Non Governmental Organizations with focus on informal settlements have called on the Lagos State Government to immediately provide adequate and reasonable compensation for losses; especially alternative accommodation for those affected by the recent demolition in Ifelodun, Ogba-Ijaye.
The NGOs; Spaces for Change, CEE-HOPE Nigeria and Community Life Project in a joint press statement also requested that the Lagos State government should create opportunities for genuine consultation with the affected people.
It would be recalled that officials of the Lagos State Ministry of Environment and Water Resources had demolished some houses at Ifelodun, Ogba earlier in the week because of the ongoing work on building drainage along the canal.
While the groups believed that, “the reasons for the demolition exercises which are targeted at averting flooding disasters because the evictees’ houses were allegedly situated too close to canals and waterways in the State, (if well founded) are reasonable, the pertinent questions are: Why wait till the advent of the rainy season to conduct displacement exercises? What ameliorative steps have been taken to provide humanitarian support and safe spaces for all evictees and persons displaced? Why sanction a stay-at-home order (lock-down) and in the same breath render people homeless and throw them into the streets? How does such an action help with social distancing?”
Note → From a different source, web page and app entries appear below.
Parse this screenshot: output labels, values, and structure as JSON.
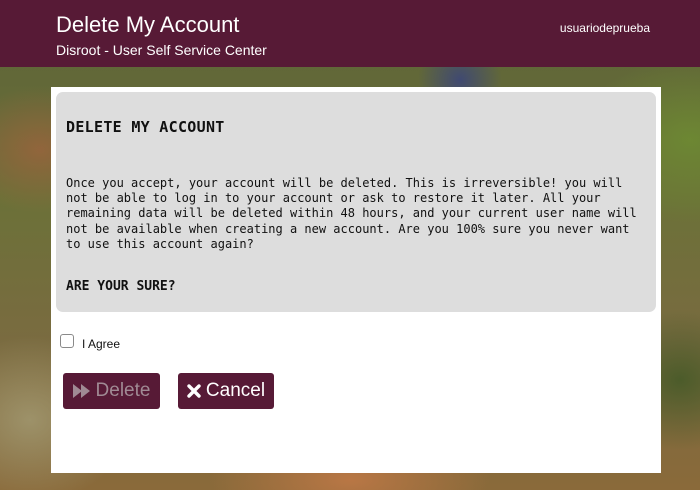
{
  "header": {
    "title": "Delete My Account",
    "subtitle": "Disroot - User Self Service Center",
    "username": "usuariodeprueba"
  },
  "notice": {
    "title": "DELETE MY ACCOUNT",
    "body": "Once you accept, your account will be deleted. This is irreversible! you will not be able to log in to your account or ask to restore it later. All your remaining data will be deleted within 48 hours, and your current user name will not be available when creating a new account. Are you 100% sure you never want to use this account again?",
    "question": "ARE YOUR SURE?"
  },
  "form": {
    "agree_label": "I Agree",
    "agree_checked": false,
    "delete_label": "Delete",
    "delete_icon": "fast-forward-icon",
    "delete_disabled": true,
    "cancel_label": "Cancel",
    "cancel_icon": "close-icon"
  },
  "colors": {
    "brand": "#571a36",
    "notice_bg": "#dddddd",
    "disabled_text": "#a08a94"
  }
}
The groups stressed that the demolition exercise was carried out at a wrong time due to the COVID-19 Pandemic. They added that, “conducting displacement exercises during a highly contagious pandemic without more, smacks of executive insensitivity and impunity. Such action, coming at a time when the economy faces recession, due to the crippling of social and economic activities all over the world, will not only add to the economic burden here in Lagos state, but also increase unemployment and make residents even more vulnerable to environmental and health hazards.
“At a time COVID-19 is ravaging the world and Lagos residents are substantially complying with public health advisories by staying at home, the Lagos State launched demolition attacks targeted at the homes of the predominantly urban poor households, vulnerable communities and small-scale businesses without providing alternative safe spaces for the displaced.
“Compliance with stay-at-home orders is impossible for the 300 citizens displaced and forced into homelessness as a result of state-ordered forced evictions. Stay-at-home is only possible where people have a roof over their heads! The ill-planned displacement exercises potentially increases the risk of residents contracting and spreading COVID-19.
As a result of the risk that the evictees were exposed to, the groups asked that the Lagos State government “ensure access to screening tests and medical care for all made even more vulnerable to Covid-19, due to these ill-timed displacement exercises.”
They urged “the Lagos State government to enlist meaningful engagement protocols to protect groups affected, and to be affected by displacement exercises. Doing so will ensure access to grievance resolution, humanitarian support, resettlement and/or compensation for the affected groups.
“We also wish to remind Lagos State authorities that Nigeria has voluntarily subscribed to the commitments espoused in the International Covenant on Economic, Social and Cultural Rights.
“According to the United Nations Committee on Economic, Social and Cultural Rights, ‘the right to housing should not be interpreted in a narrow or restrictive sense which equates it with e.g. physical shelter as a commodity; but rather should be seen as the right to live somewhere in security, peace and dignity.’ Implicit in this duty to respect the right to housing, is an obligation on the government to adopt all appropriate legislative, administrative, budgetary, judicial, promotional and other measures required to realize the right to adequate housing for all (which includes improving housing conditions within the state) prioritizing for the most disadvantaged groups.